Whirlpool's stock is down 55% with management pointing to factors that range from cost of steel and resin used in making large metal boxes to government tariffs and rising fuel prices. However, in the midst of its stock price dropping, the company remains highly profitable. Even the lowered forecasts are for 2019 earnings per share north of $16.00. The company was expected to hit that number in 2017, but came in at $13.78 instead, hence the pullback in its outlook and expectations from analysts.

Going forward

Whirlpool is expected to negotiate better contracts with vendors and suppliers. It has already enhanced its products and hiked prices, which should show up in the company's earnings this year and next. In the short term, domestic manufacturing policies will help it improve sales, and long term the company should be able to anticipate costs and drive bottom line growth.

Whirlpool's durable competitive advantage is being massively undervalued at this point. People will continue to buy new home appliances. These appliances will continue to become more advanced and more expensive. That will continue to help Whirlpool drive sales and profit. The company has a solid backlog to reach its growth targets through 2020. By then, the stock could reach the level it saw in 2015, when it was trading above $210 per share.

While JPMorgan warned earlier this month about a downturn in home repair and remodeling, the need for new affordable homes is still as high as ever, especially with interest rates rising. JPMorgan analysts dropped Whirlpool's rating to Neutral. Goldman Sachs initiated a Sell rating on Oct. 2. Both of these firms have been right so far, yet seem a little late to the party as the stock was already down considerably from the start of 2018.

Buying opportunity

Investors buying in now will receive a 4.6% annual dividend, and with earnings expected to come out next week, they won't have to wait long before seeing what the company anticipates for the rest of its fiscal year. If Whirlpool's earnings are on track to rise above $14 a share by next year, at 10x the stock price could rise 30% in the next year.

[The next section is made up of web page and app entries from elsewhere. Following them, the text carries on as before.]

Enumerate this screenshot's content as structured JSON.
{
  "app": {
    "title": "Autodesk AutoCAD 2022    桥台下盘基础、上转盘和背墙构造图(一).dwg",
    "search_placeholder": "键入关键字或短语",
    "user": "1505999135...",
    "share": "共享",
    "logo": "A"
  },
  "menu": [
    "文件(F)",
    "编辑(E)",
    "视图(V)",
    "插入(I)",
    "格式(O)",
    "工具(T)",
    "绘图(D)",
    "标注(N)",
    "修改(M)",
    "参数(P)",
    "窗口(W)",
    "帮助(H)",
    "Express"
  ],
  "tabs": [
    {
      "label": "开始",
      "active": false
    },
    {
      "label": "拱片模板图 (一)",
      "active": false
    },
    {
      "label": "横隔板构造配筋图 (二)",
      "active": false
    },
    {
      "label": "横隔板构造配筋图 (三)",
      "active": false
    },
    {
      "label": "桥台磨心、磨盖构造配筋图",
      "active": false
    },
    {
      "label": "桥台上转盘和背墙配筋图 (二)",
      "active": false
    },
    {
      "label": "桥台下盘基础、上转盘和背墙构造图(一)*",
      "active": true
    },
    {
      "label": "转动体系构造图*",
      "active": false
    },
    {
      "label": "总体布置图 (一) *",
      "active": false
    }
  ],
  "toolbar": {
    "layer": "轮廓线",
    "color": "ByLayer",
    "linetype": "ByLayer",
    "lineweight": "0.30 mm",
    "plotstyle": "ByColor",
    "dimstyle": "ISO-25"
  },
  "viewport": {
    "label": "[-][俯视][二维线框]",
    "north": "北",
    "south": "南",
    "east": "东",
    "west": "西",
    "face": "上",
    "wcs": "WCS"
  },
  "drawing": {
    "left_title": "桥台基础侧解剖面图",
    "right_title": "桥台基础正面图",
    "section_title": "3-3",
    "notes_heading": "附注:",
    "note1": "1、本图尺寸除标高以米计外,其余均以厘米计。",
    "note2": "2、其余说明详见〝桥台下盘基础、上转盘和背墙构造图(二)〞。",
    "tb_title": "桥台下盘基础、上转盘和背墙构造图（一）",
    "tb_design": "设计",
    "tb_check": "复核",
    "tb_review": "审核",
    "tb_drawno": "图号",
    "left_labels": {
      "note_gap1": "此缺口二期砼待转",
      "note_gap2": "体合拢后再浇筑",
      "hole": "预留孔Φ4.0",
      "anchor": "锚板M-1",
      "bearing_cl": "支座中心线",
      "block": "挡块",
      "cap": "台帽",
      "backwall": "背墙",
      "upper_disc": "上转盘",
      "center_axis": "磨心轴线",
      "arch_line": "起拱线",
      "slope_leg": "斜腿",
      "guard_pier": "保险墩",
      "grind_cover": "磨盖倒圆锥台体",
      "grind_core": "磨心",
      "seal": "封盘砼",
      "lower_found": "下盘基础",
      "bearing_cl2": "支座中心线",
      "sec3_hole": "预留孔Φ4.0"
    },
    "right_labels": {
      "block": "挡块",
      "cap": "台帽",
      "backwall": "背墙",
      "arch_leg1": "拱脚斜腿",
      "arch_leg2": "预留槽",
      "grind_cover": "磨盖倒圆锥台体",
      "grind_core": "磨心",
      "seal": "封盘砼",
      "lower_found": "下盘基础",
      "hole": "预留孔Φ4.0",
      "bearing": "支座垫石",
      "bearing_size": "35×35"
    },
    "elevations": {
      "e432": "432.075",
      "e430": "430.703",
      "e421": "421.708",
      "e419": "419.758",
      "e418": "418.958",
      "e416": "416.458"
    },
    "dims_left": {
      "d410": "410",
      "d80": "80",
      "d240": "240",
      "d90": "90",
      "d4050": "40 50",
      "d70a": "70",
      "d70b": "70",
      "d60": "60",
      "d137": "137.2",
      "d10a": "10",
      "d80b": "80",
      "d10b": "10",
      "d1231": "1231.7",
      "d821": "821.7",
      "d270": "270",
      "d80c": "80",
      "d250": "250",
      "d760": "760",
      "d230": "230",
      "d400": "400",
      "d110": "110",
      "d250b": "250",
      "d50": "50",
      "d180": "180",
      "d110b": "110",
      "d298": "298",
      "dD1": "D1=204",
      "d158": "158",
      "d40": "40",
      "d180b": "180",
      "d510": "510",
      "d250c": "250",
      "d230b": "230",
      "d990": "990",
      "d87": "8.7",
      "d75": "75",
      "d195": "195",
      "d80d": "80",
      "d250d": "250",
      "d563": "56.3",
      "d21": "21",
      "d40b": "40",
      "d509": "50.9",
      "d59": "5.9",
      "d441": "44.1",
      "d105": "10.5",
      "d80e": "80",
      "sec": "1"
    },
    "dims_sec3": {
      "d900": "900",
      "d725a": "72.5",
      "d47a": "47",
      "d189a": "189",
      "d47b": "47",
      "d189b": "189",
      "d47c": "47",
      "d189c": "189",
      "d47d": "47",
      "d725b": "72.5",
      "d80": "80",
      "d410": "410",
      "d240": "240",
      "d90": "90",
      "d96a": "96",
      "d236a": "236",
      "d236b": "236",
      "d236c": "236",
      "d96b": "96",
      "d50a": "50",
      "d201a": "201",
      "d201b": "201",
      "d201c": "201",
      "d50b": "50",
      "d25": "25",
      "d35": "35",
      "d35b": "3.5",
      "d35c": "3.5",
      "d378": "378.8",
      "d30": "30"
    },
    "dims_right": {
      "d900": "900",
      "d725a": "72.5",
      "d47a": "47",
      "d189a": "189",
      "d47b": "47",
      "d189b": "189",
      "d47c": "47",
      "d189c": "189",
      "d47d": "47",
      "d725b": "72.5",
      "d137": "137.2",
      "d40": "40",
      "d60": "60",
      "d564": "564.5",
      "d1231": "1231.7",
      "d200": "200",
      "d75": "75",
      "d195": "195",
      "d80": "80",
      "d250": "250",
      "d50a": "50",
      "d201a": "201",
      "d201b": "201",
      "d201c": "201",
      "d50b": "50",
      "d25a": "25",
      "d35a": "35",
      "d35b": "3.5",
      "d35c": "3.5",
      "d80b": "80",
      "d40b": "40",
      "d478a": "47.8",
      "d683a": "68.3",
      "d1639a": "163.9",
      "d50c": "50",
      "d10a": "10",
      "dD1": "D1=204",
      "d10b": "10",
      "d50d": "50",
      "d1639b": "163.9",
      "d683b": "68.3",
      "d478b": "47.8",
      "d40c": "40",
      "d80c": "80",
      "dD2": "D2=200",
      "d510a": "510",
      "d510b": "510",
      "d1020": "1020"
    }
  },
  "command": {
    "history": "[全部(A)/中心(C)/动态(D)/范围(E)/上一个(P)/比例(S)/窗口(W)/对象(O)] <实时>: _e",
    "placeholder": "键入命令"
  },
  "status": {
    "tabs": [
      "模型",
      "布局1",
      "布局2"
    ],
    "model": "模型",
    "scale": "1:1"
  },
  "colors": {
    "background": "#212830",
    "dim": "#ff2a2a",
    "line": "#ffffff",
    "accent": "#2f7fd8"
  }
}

Disclosure: I am not long/short Whirlpool.

This article first appeared on GuruFocus.